Oblong holes are displayed in datasheets that way for example:

Image 1: Two oblong holes

An oblong hole is a "Drillhole" brought to length. Others call it a slotted drill or a slotted hole. It is manufactured either by nibbling (an iterative number of drills in the dimensions of the desired slot) or by a milling tool. Such tools at least shall be 1 mm strong. In consequence the slot preferrably should be 1 mm wide. Smaller slots are difficult to create.

Nibbling or milling of an oblong hole?

You define to nibble a slot, which is a well accepted technique when "drilling" oblong holes. Nibbling means putting a multitude of drills in a row very close to each other. It might leave a small inner collar of annuli which would reduce the dimension of the slot. So please add a bit when defining the dimensions of the oblong hole.

Several drills nibble a slot
Image: The principle of a nibbled slot. It is several drills side by side.

Go to the dialog "Create TARGET 3001! CAM-Data" and tick the box "Nibble oblong holes", see image. If you leave the box unticked, the mnufacturer might use a different technique to create the slot, e.g. milling, see explanation below.

Nibble an oblong hole.
Image: The option: Nibble oblong holes in the dialog "Create TARGET 3001! CAM-Data"

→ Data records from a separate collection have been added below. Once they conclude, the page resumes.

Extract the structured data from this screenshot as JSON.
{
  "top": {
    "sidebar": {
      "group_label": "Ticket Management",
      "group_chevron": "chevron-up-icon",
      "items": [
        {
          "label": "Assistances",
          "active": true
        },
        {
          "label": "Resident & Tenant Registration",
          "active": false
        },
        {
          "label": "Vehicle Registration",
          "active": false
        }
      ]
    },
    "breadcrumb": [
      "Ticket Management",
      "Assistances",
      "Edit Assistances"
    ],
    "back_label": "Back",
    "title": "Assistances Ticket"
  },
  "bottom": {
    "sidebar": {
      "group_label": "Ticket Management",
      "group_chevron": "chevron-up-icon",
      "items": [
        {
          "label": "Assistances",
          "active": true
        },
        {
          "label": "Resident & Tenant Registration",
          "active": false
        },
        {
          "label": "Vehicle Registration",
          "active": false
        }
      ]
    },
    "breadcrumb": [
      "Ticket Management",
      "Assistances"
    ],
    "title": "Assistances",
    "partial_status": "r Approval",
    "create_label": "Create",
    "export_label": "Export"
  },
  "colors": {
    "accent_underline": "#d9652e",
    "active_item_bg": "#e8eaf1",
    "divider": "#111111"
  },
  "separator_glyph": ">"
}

A pad with an oblong hole

To give a pad an oblong hole please use the dialog Change Pads or - a priori - the dialog Pad Options. Double click on a pad to open the Change Pads dialog. Close to the entry "Drill hole" you'll see the link Oblong hole.

Langloch e 1.jpg
Image: The link: Oblong hole in dialog Change Pads...

Langloch e 2.jpg
Image: ...allows edition of a slotted hole in horizontal imagination.

Langloch 3 def.jpg
Image: This pad has got an slot (oblong hole) of 1,5mm length and 1,1mm hight. Its height results from the width of the drill i.e. the diameter of the tool. If it is not at least 1 mm wide, the following message appears:

Langloch e 4.jpg
Image: A drill diameter less than 1 mm is too small for many PCB houses.

Orientation of the oblong hole is wrong

Langloch Orientierung d1.jpg
Image: Double-clicking the pad and defining the oblong hole might give the above image, but this is not what we desire. The holes (brown) are aligned incorrectly. Rotating the whole part by 90° at the beginning won't help either.

Langloch Orientierung e2.jpg
Image: Solution: Exchange the values in the fields for copper height and copper width. At the same time, change the orientation by 90° (270° becomes 180°).

Langloch Orientierung e3.jpg
Image: Entering the avove mentioned values to the fields. Repeat the same procedure for other Pads.

Langloch Orientierung d4.jpg
Image: Now things are looking much better.

Alternative: Milling an oblong hole

If an oblong hole shall be surrounded by copper and plated through, please draw a pad showing the desired copper shape and create the oblong hole as a milling. The milling itself please draw as a line having the desired dimensions upon the milling layer (by default layer 25, Milling). Select the drawing tool from the tool bar and press M2 on the milling layer in the side bar in order to activate it. The width/length of the drawn line defines the dimensions of the milling.

The following image shows the principle of creating a lengthened octagonal pad having a drill hole and having a milling command over it on layer 25 (brown). Change the pad form to "Oblong" in the pad dialog.

Image 2: An individually shaped THT pad with an additional milling command (above just to illustrate)

Now push the milling in position using M1H and superpose it to the drilling.

Image 3: A pad with an oblong hole. It is a milled slot superposed to the drilling.

Your PCB house will mill the oblong hole accordingly. Normally the rule applies: "As long as the copper around is bigger than the drilling (a so called rest ring remains), the figure gets plated through." This is not always the same with milling. Because it depends on the question when the milling will be done: Before the plating or afterwards. Regarding the "plating through" in this case please contact your PCB house how they handle such. Maybe you should add a little explanatory text in respect to the milling here.